Silence is a loud sound I notice as I tread quietly on the soft mossy trail, that my headlamp lights up in front of me. Much different than the trails I’m use to in the Rocky Mountains back in Colorado.
I stop to rest and found once I quiet my mind and opened my senses that I was able to hear and feel the silence, and it wasn’t so silent after all. I could hear and feel the lite mist falling, I can hear the slight breeze stirring the branches of the trees, causing the heavy drops of rain to fall and hit the ground make a quiet splattering sound. And when I really listened I could hear the distant sound of the waves hitting the shore and in the background I hear the mournful sound of the buoys letting the ships know where danger is.
Then I realize the light is starting to change with the coming of the day. I curse myself for hitting the snooze button too many times. I hasten to reach my destination before the sun is up.
Soon I reach my destination, Spruce Cape, on Kodiak Island, Alaska, only to find that at low tide it exposed a long distance of the rocky floor of the cove, and to reach the water where the waves are crashing on the rocks, I’ll have to navigate a long ways of wet slippery seaweed covered rocks, stepping over many starfish and other creatures of the sea, who are laying dormant waiting for the incoming tide. I found myself looking for the stones that are covered in barnacles for they provided tremendous traction. I silently apologize to them as step on them. After numerous close calls, and some wet feet (which is the norm for this photographer) I reach the waves. I was late for the sunrise, but it didn’t matter as the dreary clouds only brightened in their grey color as the sun rose.
But it didn’t take away from the beauty of what I was witnessing. Using the dim light I was able to play with some long exposures, then as the sun continued to lighten up the sky, I just kept on speeding up my shutter. I watched the waves crash in, every one of them hitting the rocks, splashing up into the air in different patterns no two alike. Reminded me of how there’s no two snowflakes alike, just like these waves.
I watched fishing boats heading out all in hopes of a successful journey of a bountiful catch. I can see the bows of the boats rise and fall as they go thru the waves.
Then the realization that it is getting to be time to go but I don’t want this moment to end. But pangs of hunger start to set in, and I can smell the wonderful aroma of a hot cup of coffee even though it miles away. I think of my wonderful two daughters who are awaiting my return.
I say goodbye to the ocean, goodbye to the morning, thanking them for a wonderful time, even though I know it can’t hear me. I turn to start my tricky path back to shore when I spot something moving! It wasn’t another human, as I had the whole cape to myself with the exception of the passing boats. For once I had the right lens attached to my camera, I use it to look thru and see a deer, a doe who is navigating her way thru the same slippery rocks that I had done earlier.
She looked so out of place to me. Where was she going? I wondered. She seemed to be walking as if she was on a mission of going somewhere. But where? As I watched and took some pictures of her, she reached her destination, she stood there and looked around like she was taking in all the beautiful scenery much as I did.

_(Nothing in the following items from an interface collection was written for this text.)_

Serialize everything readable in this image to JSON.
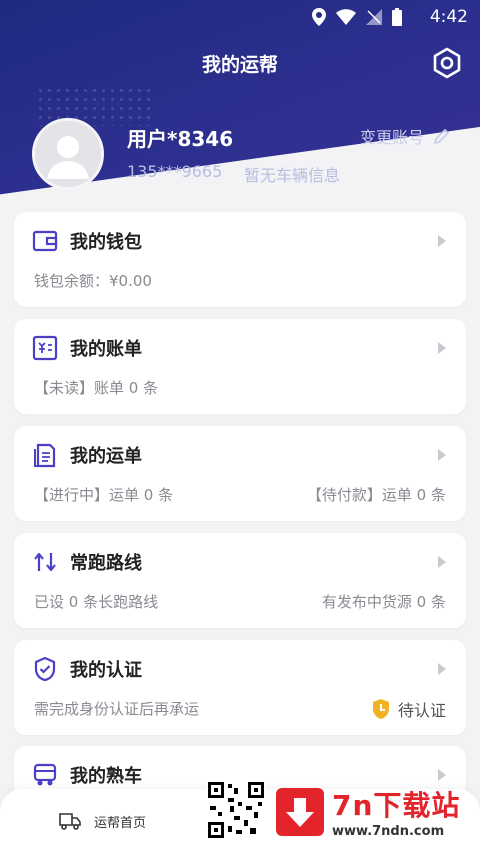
{
  "status": {
    "time": "4:42"
  },
  "header": {
    "title": "我的运帮"
  },
  "profile": {
    "username": "用户*8346",
    "phone": "135***9665",
    "vehicle_info": "暂无车辆信息",
    "change_account": "变更账号"
  },
  "cards": {
    "wallet": {
      "title": "我的钱包",
      "sub": "钱包余额：¥0.00"
    },
    "bill": {
      "title": "我的账单",
      "sub": "【未读】账单 0 条"
    },
    "waybill": {
      "title": "我的运单",
      "sub": "【进行中】运单 0 条",
      "sub_right": "【待付款】运单 0 条"
    },
    "route": {
      "title": "常跑路线",
      "sub": "已设 0 条长跑路线",
      "sub_right": "有发布中货源 0 条"
    },
    "cert": {
      "title": "我的认证",
      "sub": "需完成身份认证后再承运",
      "status": "待认证"
    },
    "familiar": {
      "title": "我的熟车"
    }
  },
  "bottom_nav": {
    "home": "运帮首页"
  },
  "watermark": {
    "brand": "7n下载站",
    "url": "www.7ndn.com"
  },
  "colors": {
    "accent": "#4b3fc6",
    "header_bg": "#2c2f8e",
    "warning": "#f0b323",
    "watermark_red": "#e3242b"
  },
  "icons": [
    "wifi-icon",
    "signal-icon",
    "battery-icon",
    "location-icon",
    "settings-icon",
    "edit-icon",
    "wallet-icon",
    "bill-icon",
    "waybill-icon",
    "route-icon",
    "shield-icon",
    "truck-icon",
    "clock-badge-icon"
  ]
}
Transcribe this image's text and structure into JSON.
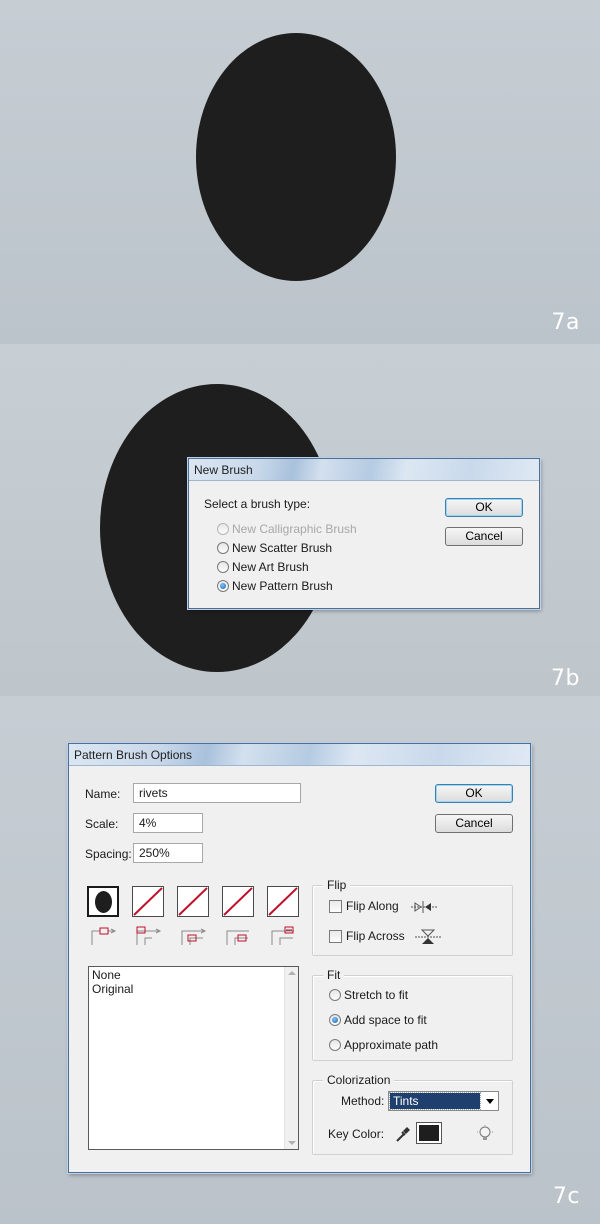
{
  "panels": {
    "a": {
      "label": "7a"
    },
    "b": {
      "label": "7b"
    },
    "c": {
      "label": "7c"
    }
  },
  "new_brush": {
    "title": "New Brush",
    "prompt": "Select a brush type:",
    "options": [
      {
        "label": "New Calligraphic Brush",
        "state": "disabled"
      },
      {
        "label": "New Scatter Brush",
        "state": "unchecked"
      },
      {
        "label": "New Art Brush",
        "state": "unchecked"
      },
      {
        "label": "New Pattern Brush",
        "state": "checked"
      }
    ],
    "ok_label": "OK",
    "cancel_label": "Cancel"
  },
  "pattern_brush": {
    "title": "Pattern Brush Options",
    "name_label": "Name:",
    "name_value": "rivets",
    "scale_label": "Scale:",
    "scale_value": "4%",
    "spacing_label": "Spacing:",
    "spacing_value": "250%",
    "ok_label": "OK",
    "cancel_label": "Cancel",
    "tiles": [
      "side-tile",
      "outer-corner-tile",
      "inner-corner-tile",
      "start-tile",
      "end-tile"
    ],
    "pattern_list": [
      "None",
      "Original"
    ],
    "flip": {
      "title": "Flip",
      "along_label": "Flip Along",
      "across_label": "Flip Across",
      "along_checked": false,
      "across_checked": false
    },
    "fit": {
      "title": "Fit",
      "options": [
        {
          "label": "Stretch to fit",
          "checked": false
        },
        {
          "label": "Add space to fit",
          "checked": true
        },
        {
          "label": "Approximate path",
          "checked": false
        }
      ]
    },
    "colorization": {
      "title": "Colorization",
      "method_label": "Method:",
      "method_value": "Tints",
      "key_color_label": "Key Color:",
      "key_color": "#1e1e1e"
    }
  },
  "colors": {
    "shape_fill": "#1e1e1e",
    "tile_slash": "#c0102a",
    "selection": "#1f3f6e"
  }
}
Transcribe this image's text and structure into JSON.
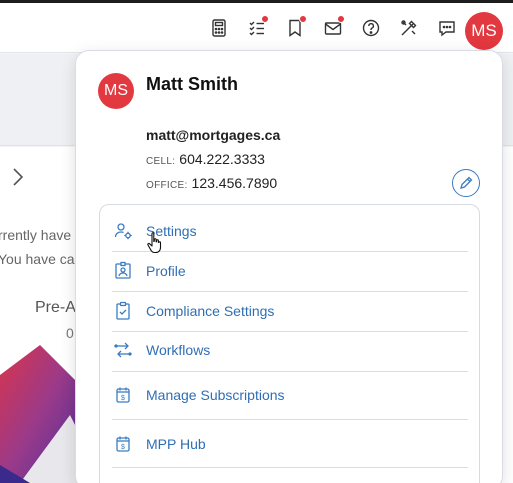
{
  "header": {
    "avatar_initials": "MS",
    "icons": [
      "calculator-icon",
      "checklist-icon",
      "bookmark-icon",
      "mail-icon",
      "help-icon",
      "tools-icon",
      "chat-icon"
    ],
    "notification_color": "#e2383f"
  },
  "background_page": {
    "line1": "rrently have",
    "line2": "You have car",
    "label": "Pre-A",
    "value": "0"
  },
  "profile": {
    "avatar_initials": "MS",
    "name": "Matt Smith",
    "email": "matt@mortgages.ca",
    "cell_label": "CELL:",
    "cell_value": "604.222.3333",
    "office_label": "OFFICE:",
    "office_value": "123.456.7890"
  },
  "menu": {
    "items": [
      {
        "label": "Settings",
        "icon": "user-settings-icon"
      },
      {
        "label": "Profile",
        "icon": "id-badge-icon"
      },
      {
        "label": "Compliance Settings",
        "icon": "clipboard-check-icon"
      },
      {
        "label": "Workflows",
        "icon": "workflow-icon"
      },
      {
        "label": "Manage Subscriptions",
        "icon": "subscription-icon"
      },
      {
        "label": "MPP Hub",
        "icon": "hub-icon"
      }
    ]
  },
  "colors": {
    "accent": "#2f6eb5",
    "brand_red": "#e2383f"
  }
}
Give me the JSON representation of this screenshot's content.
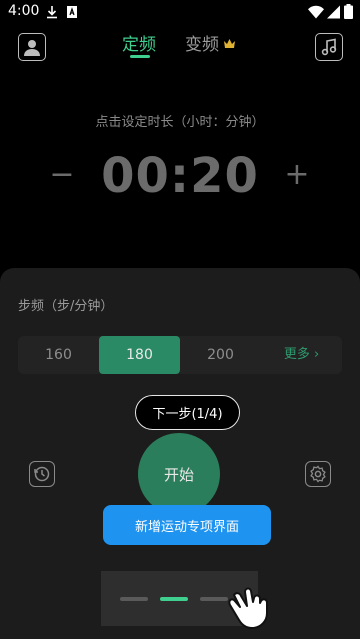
{
  "status_bar": {
    "time": "4:00"
  },
  "header": {
    "tabs": [
      {
        "label": "定频",
        "active": true
      },
      {
        "label": "变频",
        "active": false,
        "badge": "crown-icon"
      }
    ]
  },
  "timer": {
    "hint": "点击设定时长（小时：分钟）",
    "value": "00:20",
    "minus": "−",
    "plus": "+"
  },
  "cadence": {
    "title": "步频（步/分钟）",
    "options": [
      "160",
      "180",
      "200"
    ],
    "selected": "180",
    "more": "更多 ›"
  },
  "guide": {
    "step": "下一步(1/4)",
    "tooltip": "新增运动专项界面"
  },
  "controls": {
    "start": "开始"
  },
  "colors": {
    "accent": "#3fcf8e",
    "start": "#2b7e5b",
    "tooltip": "#1f93f0"
  }
}
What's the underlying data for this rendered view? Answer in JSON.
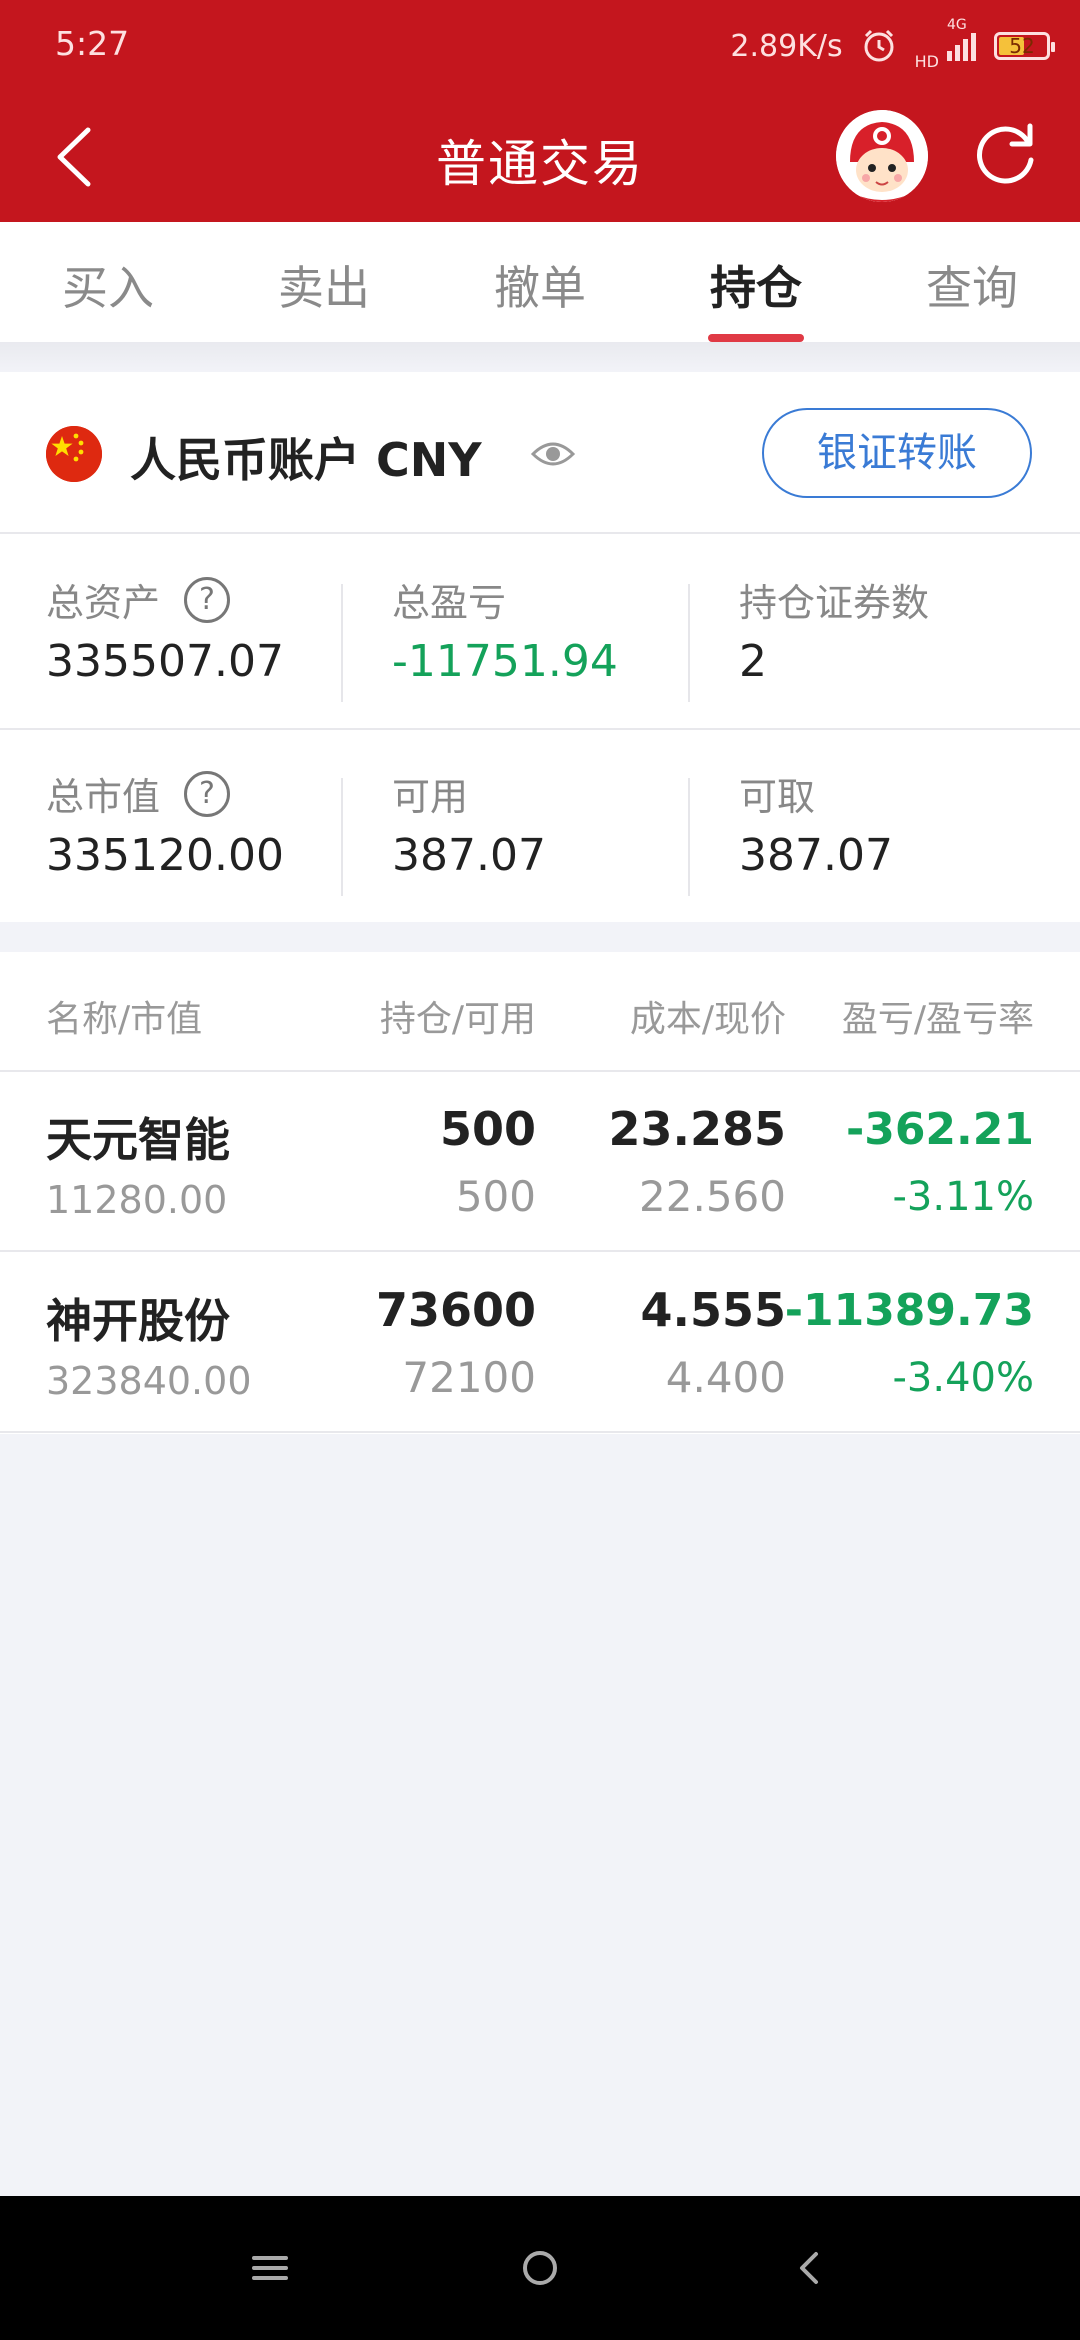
{
  "status_bar": {
    "time": "5:27",
    "net_speed": "2.89K/s",
    "network": "4G",
    "hd": "HD",
    "battery": "52"
  },
  "nav": {
    "title": "普通交易"
  },
  "tabs": [
    {
      "label": "买入"
    },
    {
      "label": "卖出"
    },
    {
      "label": "撤单"
    },
    {
      "label": "持仓",
      "active": true
    },
    {
      "label": "查询"
    }
  ],
  "account": {
    "name": "人民币账户 CNY",
    "transfer_label": "银证转账",
    "total_assets_label": "总资产",
    "total_assets": "335507.07",
    "total_pl_label": "总盈亏",
    "total_pl": "-11751.94",
    "holding_count_label": "持仓证券数",
    "holding_count": "2",
    "market_value_label": "总市值",
    "market_value": "335120.00",
    "available_label": "可用",
    "available": "387.07",
    "withdrawable_label": "可取",
    "withdrawable": "387.07"
  },
  "holdings": {
    "columns": [
      "名称/市值",
      "持仓/可用",
      "成本/现价",
      "盈亏/盈亏率"
    ],
    "rows": [
      {
        "name": "天元智能",
        "market_value": "11280.00",
        "position": "500",
        "available": "500",
        "cost": "23.285",
        "price": "22.560",
        "pl": "-362.21",
        "pl_rate": "-3.11%"
      },
      {
        "name": "神开股份",
        "market_value": "323840.00",
        "position": "73600",
        "available": "72100",
        "cost": "4.555",
        "price": "4.400",
        "pl": "-11389.73",
        "pl_rate": "-3.40%"
      }
    ]
  },
  "colors": {
    "brand_red": "#c4161e",
    "loss_green": "#14a25a",
    "link_blue": "#3a7bd5",
    "tab_indicator": "#e03a45"
  }
}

After standing for a bit, she turned around and started back towards the shore. Was she confused? Did she reach the waves only to realize that she went the wrong way? Or did she do as I did, just wanted to see the beauty of the morning. That’s what I decided she did, like me, she just wanted to see the start of the day.
Soon she left me behind, as she had a much easier time with the rocks than I did.
On my way back I came across an old military bulldozer that had either fallen off the cliff or had been dumped there many years ago.
It reminded me that back in World War II, there were many military bunkers built throughout all these islands as there was a big fear that’s where the Japanese could and would attack. Many of the bunkers are still there, One of them is being used to house a really neat museum, at Abercrombie State Park which is by the City of Kodiak.
Actually the Japanese did seize two islands, Attu and Kiskafor back in June of 1942 (part of the Aleutian chain of islands) and the battle lasted a little over a year to August of 1943.
I took a few images of the old bulldozer then headed back to the main trail to go back to the car. Made a quick stop at Mill’s Bay for a last few images of the morning.
Another wonderful memory of a glorious morning, that will live forever in my mind.